How Does Rain Affect Your Swimming Pool?

Part of owning a pool or hot tub is learning to deal with everything Mother Nature might throw at you. While regular pool maintenance can keep your water pristine, the elements aren’t subject to any routine. Most people think about things such as snow and dust storms, but rarely do they consider rain to be an aspect of nature they should worry about. The reality is that rain affects your pool or hot tub in multiple ways. However, this doesn’t necessarily mean that rain is detrimental to your pool; it can be good or bad.

Rainfall and Water Chemistry

The water chemistry of a pool is very important; it needs to maintain the proper chemical levels to remain safe and comfortable for those that use it.

Rain can be acidic, so it can offset both your pH and alkaline levels. A pool should have a pH balance of 7.4 to 7.6, while some rainwater has a pH balance around 5.0, so heavy rainfall could lower the pH balance of the pool. However, while rainfall may distort your pH levels, it can also help dilute chemicals that cannot be treated with other chemicals and need to be diluted. The downside to this is that rain does not pick and choose which chemicals it will dilute. The result is that it affects every chemical in the pool.

That said, note that, although a heavy rain, or extended period of rain, may have an effect on your pool or hot tub, you don’t need to worry too much about light rain, except for the algae spores which may wash or blow into your pool.

Rainfall and Debris

Rain seldom brings just rain; it usually comes with wind and anything the wind decides to pick up along the way. A good rainstorm typically brings along pollen, dust, algae spores, trash, and other organic matter, covering the surface and bottom of your pool. Not only this, but dirt and debris can clog your filter and pumps, making it more difficult to clean any other debris from the pool.
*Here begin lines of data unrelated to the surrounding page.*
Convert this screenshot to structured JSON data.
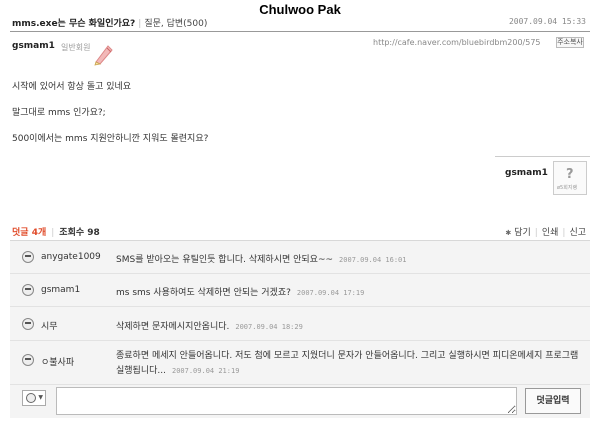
{
  "watermark": "Chulwoo Pak",
  "post": {
    "title": "mms.exe는 무슨 화일인가요?",
    "category": "질문, 답변(500)",
    "date": "2007.09.04 15:33",
    "author": "gsmam1",
    "member_level": "일반회원",
    "url": "http://cafe.naver.com/bluebirdbm200/575",
    "copy_label": "주소복사",
    "body": [
      "시작에 있어서 항상 돌고 있네요",
      "말그대로 mms 인가요?;",
      "500이에서는 mms 지원안하니깐 지워도 몰련지요?"
    ],
    "signature_name": "gsmam1",
    "signature_avatar_caption": "ø5회지랭"
  },
  "comments_bar": {
    "comments_label": "덧글 4개",
    "views_label": "조회수 98",
    "actions": [
      "담기",
      "인쇄",
      "신고"
    ]
  },
  "comments": [
    {
      "name": "anygate1009",
      "text": "SMS를 받아오는 유틸인듯 합니다. 삭제하시면 안되요~~",
      "date": "2007.09.04 16:01"
    },
    {
      "name": "gsmam1",
      "text": "ms sms 사용하여도 삭제하면 안되는 거겠죠?",
      "date": "2007.09.04 17:19"
    },
    {
      "name": "시무",
      "text": "삭제하면 문자메시지안옵니다.",
      "date": "2007.09.04 18:29"
    },
    {
      "name": "ㅇ불사파",
      "text": "종료하면 메세지 안들어옵니다. 저도 첨에 모르고 지웠더니 문자가 안들어옵니다. 그리고 실행하시면 피디온메세지 프로그램 실행됩니다...",
      "date": "2007.09.04 21:19"
    }
  ],
  "input": {
    "submit_label": "덧글입력"
  }
}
If any bushes or trees surround your pool, its susceptibility to contaminants is even greater, as they can throw leaves, branches, and oils into the water. However, perhaps the biggest concern when it comes to rain and your pool is algae. Rainstorms that bring in pollen and other plant matter, or even just disrupt your chemical balance, can promote the formation and spread of algae. It can be difficult to remove and repair any damage caused by algae growth, especially if left untreated for any period of time.

Excess Water

One of the biggest problems caused by rain is the accumulation of extra water. While this might seem like a given, excess water due to rainfall causes multiple problems. Heavy rainfall has the potential to cause flooding in any area, but if there’s already a large body of water in the backyard then your chances of flooding increase. This can lead to extra runoff or debris in your pool and even flood necessary pool equipment, such as filters and pumps. A heavy rain can also cause the water level in your pool to rise rendering your surface skimmer useless in effectively skimming the surface debris to the skimmer basket, meaning you’ll need to drain it back to the proper level.

Storm Prep and Repair

If you know ahead of time to expect rain, prepare by setting up your pool cover ahead of time. This keeps most of the debris out of the water. You should also store any loose items surrounding the pool, such as patio furniture, pool toys, and potted plants. This keeps them from blowing into the pool. Finally, turn off the pump.

Once the storm ends, turn the pump back on and remove the cover as carefully as possible. There is no sense in dumping all that debris into the water. Also, empty the skimmer and pump baskets. If you don’t have a lot of debris at the bottom of the pool AND it took on a lot of water, go ahead and pump out the excess. If you do need to vacuum, hold off on dumping the excess water until after vacuuming.

Next, clean the pool as per usual: skim the surface, brush the walls and floor, and run the vacuum. Finally, test the chemical balance and make any necessary adjustments.

If you’re looking for an easy way to ensure the water in your pool or hot tub stays balanced, consider a pHin smart monitor. This little device constantly monitors your water and automatically sends you exactly what you need to keep the water in your pool and hot tub healthy. If you’re looking for someone to service your equipment, Pool Service on Demand instantly connects you to local, qualified pool techs.